The radionuclide venogram graphically depicts thrombotic disease and appears particularly helpful in the visualization of the external pelvic venous system, inferior vena cava, and veins of the thigh. Since the pulmonary scintigram also may be performed in conjunction with the radionuclide venogram, the patient also is screened for possible pulmonary emboli. The extent of thrombotic disease in the area imaged by radionuclide venography appears to be related to the incidence of pulmonary emboli. It is likely to image nonocclusive thrombi, those which are more likely to embolize. It provides information regarding the status of venus channels, varicose veins and venous insufficiency, in addition to the presence of thrombi. Several authors have shown a better than 90% correlation between the findings on radionuclide venography and those of the most widely accepted means of assessing thrombosis in leg veins, radiographic phlebography. The technique and clinical results of radionuclide venography as well as its advantages and disadvantages in comparison to radiographic phlebography are discussed here. A simplified, standardized method of performing radionuclide venography with a moving-table accessory is described and illustrated.
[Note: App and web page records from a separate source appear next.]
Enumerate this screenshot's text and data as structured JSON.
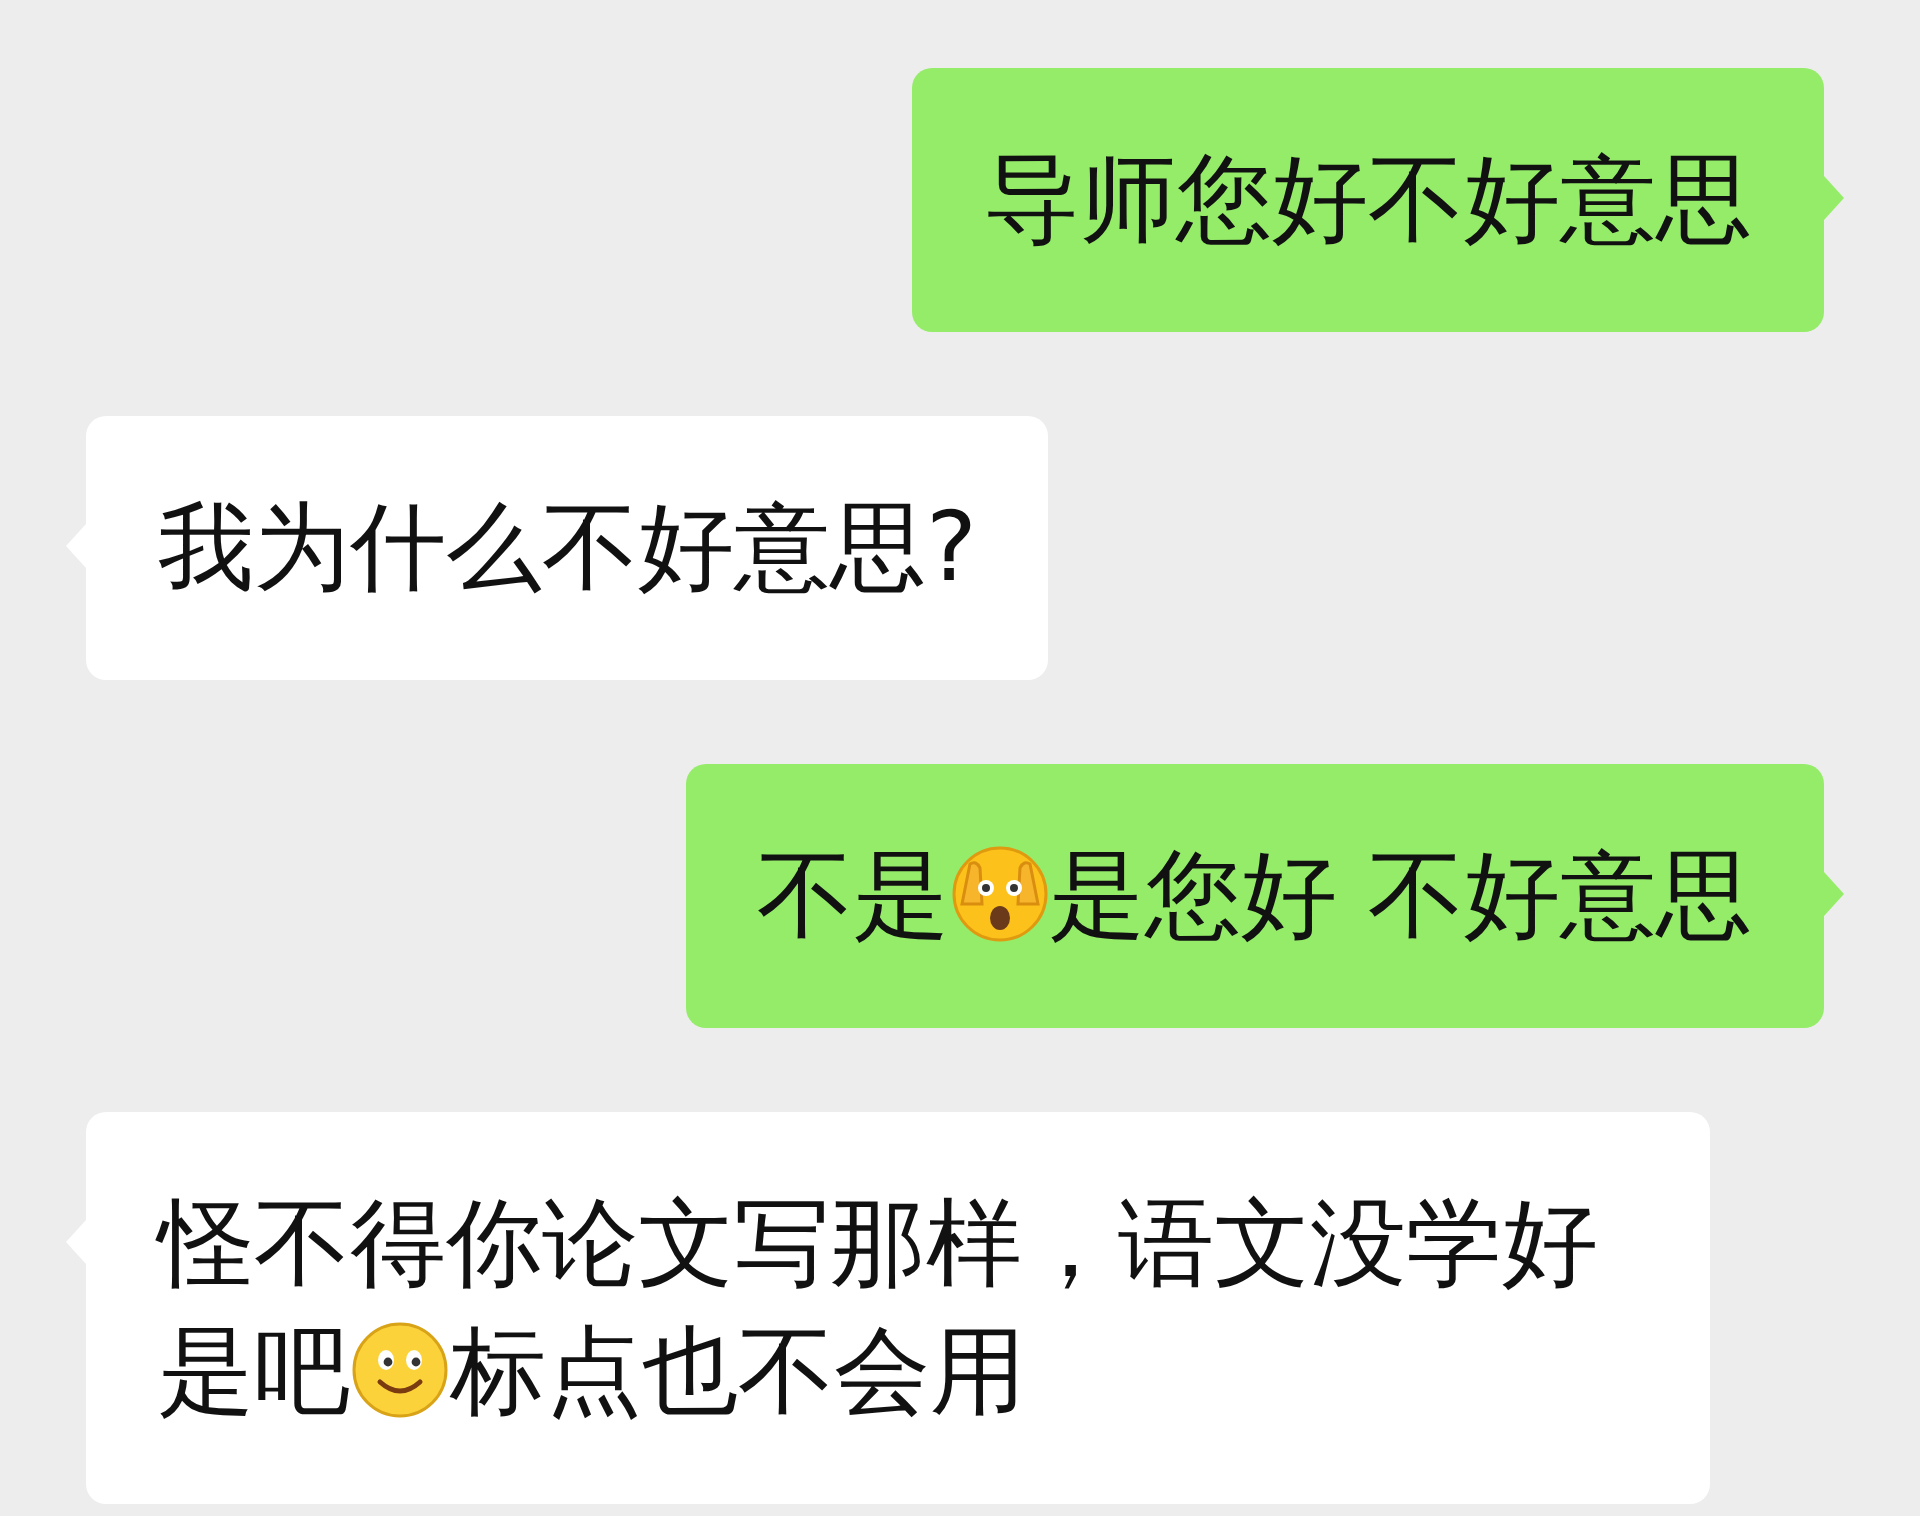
{
  "messages": [
    {
      "kind": "sent",
      "parts": [
        {
          "kind": "text",
          "text": "导师您好不好意思"
        }
      ]
    },
    {
      "kind": "received",
      "parts": [
        {
          "kind": "text",
          "text": "我为什么不好意思?"
        }
      ]
    },
    {
      "kind": "sent",
      "parts": [
        {
          "kind": "text",
          "text": "不是"
        },
        {
          "kind": "peek"
        },
        {
          "kind": "text",
          "text": "是您好 不好意思"
        }
      ]
    },
    {
      "kind": "received",
      "parts": [
        {
          "kind": "text",
          "text": "怪不得你论文写那样，语文没学好是吧"
        },
        {
          "kind": "smile"
        },
        {
          "kind": "text",
          "text": "标点也不会用"
        }
      ]
    }
  ]
}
ASJC Scopus subject areas
- Radiology Nuclear Medicine and imaging